Q. “China is using its economic relations and positive trade surplus as tools to develop potential military power status in Asia”. In the light of this statement, discuss its impact on India as her neighbour. (2017)
by Prince ·
The statement reflects the strategic use of economic prowess and trade surpluses by China to bolster its military capabilities and assert its status as a potential military power in Asia. This strategy is part of a broader geopolitical tactic known as “economic statecraft,” where a nation leverages its economic strength to achieve strategic military and diplomatic objectives. The implications of China’s actions on India, as a neighboring country, can be analyzed from multiple dimensions:
1. Strategic Security Concerns
- Border Tensions: China’s military modernization and assertiveness have been a significant concern for India, especially along the disputed borders. The enhanced military capabilities of China, backed by its economic strength, have led to increased tensions in border areas, most notably in the Doklam plateau and the Galwan Valley.
- Indian Ocean Region: China’s economic power has facilitated its naval expansion, part of its “String of Pearls” strategy, aimed at increasing its presence in the Indian Ocean. This poses a strategic challenge to India, which sees the Indian Ocean as its area of influence.
2. Economic Dependencies and Vulnerabilities
- Trade Imbalances: A significant trade surplus with India allows China to exert economic influence. India’s heavy dependence on Chinese imports, particularly in critical sectors like electronics, pharmaceuticals, and machinery, can become a vulnerability in times of geopolitical tensions.
- Investment Influence: Chinese investments in India’s technology and infrastructure sectors could be leveraged for strategic interests. While beneficial economically, these investments also pose a risk of undue influence on India’s internal matters.
3. Regional Influence and Alliances
- Shifting Alliances: China’s economic and military rise has led to the formation of new regional alliances and partnerships that could isolate India. The China-Pakistan Economic Corridor (CPEC), part of China’s Belt and Road Initiative (BRI), is a glaring example, which bolsters Pakistan’s economy and military capabilities, indirectly affecting India.
- Regional Dominance: China’s ambition to be the dominant power in Asia challenges India’s influence in the region. China’s economic tools have helped it to extend its influence in South Asia and the Indian Ocean, encircling India (“String of Pearls”) and diminishing its traditional sphere of influence.
4. Responses and Countermeasures

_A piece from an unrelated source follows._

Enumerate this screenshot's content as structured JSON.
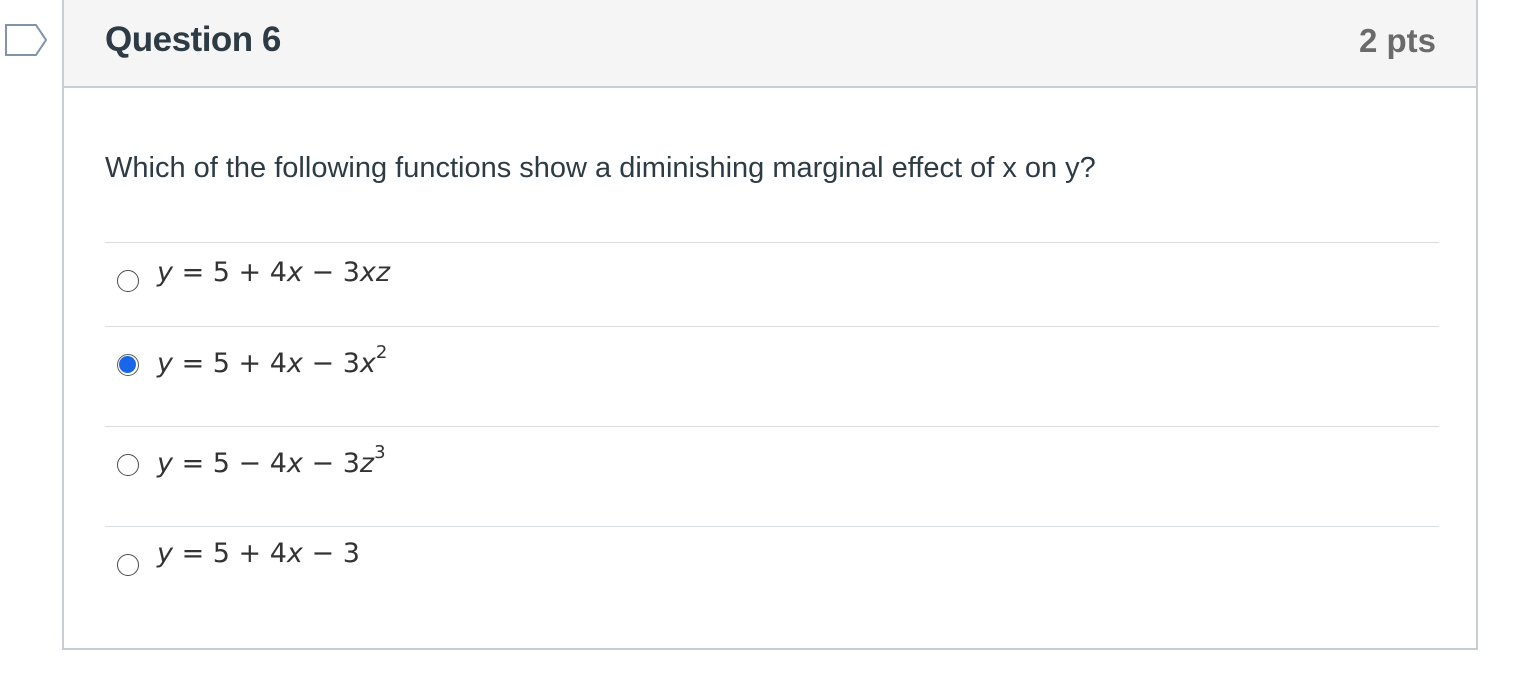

- Strategic Partnerships: India has been bolstering its strategic partnerships with other countries to counterbalance China’s rise. The Quadrilateral Security Dialogue (Quad), involving the USA, India, Japan, and Australia, is a strategic countermeasure to ensure a free, open, and inclusive Indo-Pacific region.

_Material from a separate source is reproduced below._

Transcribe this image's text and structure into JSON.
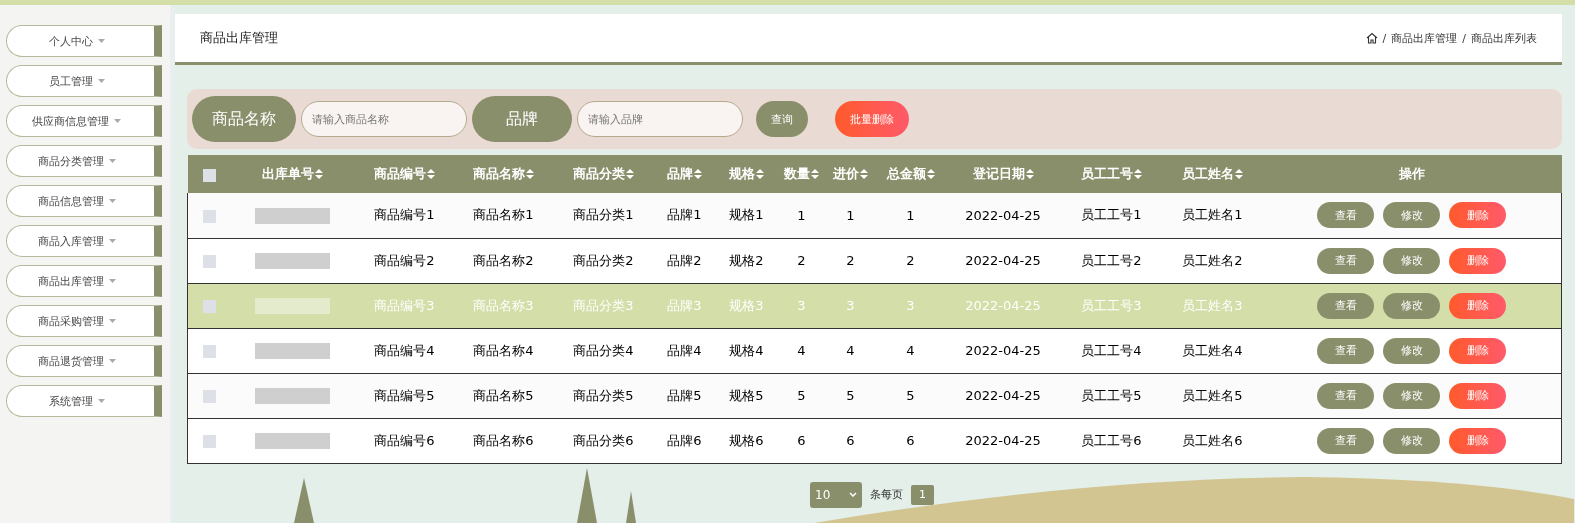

- Self-Reliance Initiatives: India’s push for “Atmanirbhar Bharat” (Self-Reliant India) aims at reducing dependency on Chinese imports by promoting domestic manufacturing.
5. Economic Diversification
- Trade Diversification: India is working towards diversifying its trade partnerships to reduce its economic dependency on China. This involves enhancing trade relations with other countries and regions to ensure a more balanced and less vulnerable economic structure.
In conclusion, China’s use of its economic relations and trade surplus as tools to develop potential military power status in Asia presents significant challenges for India. These challenges span across strategic security concerns, economic dependencies, and regional influence. India’s response, through strategic partnerships, self-reliance initiatives, and economic diversification, aims to mitigate these challenges while safeguarding its national interests and regional influence.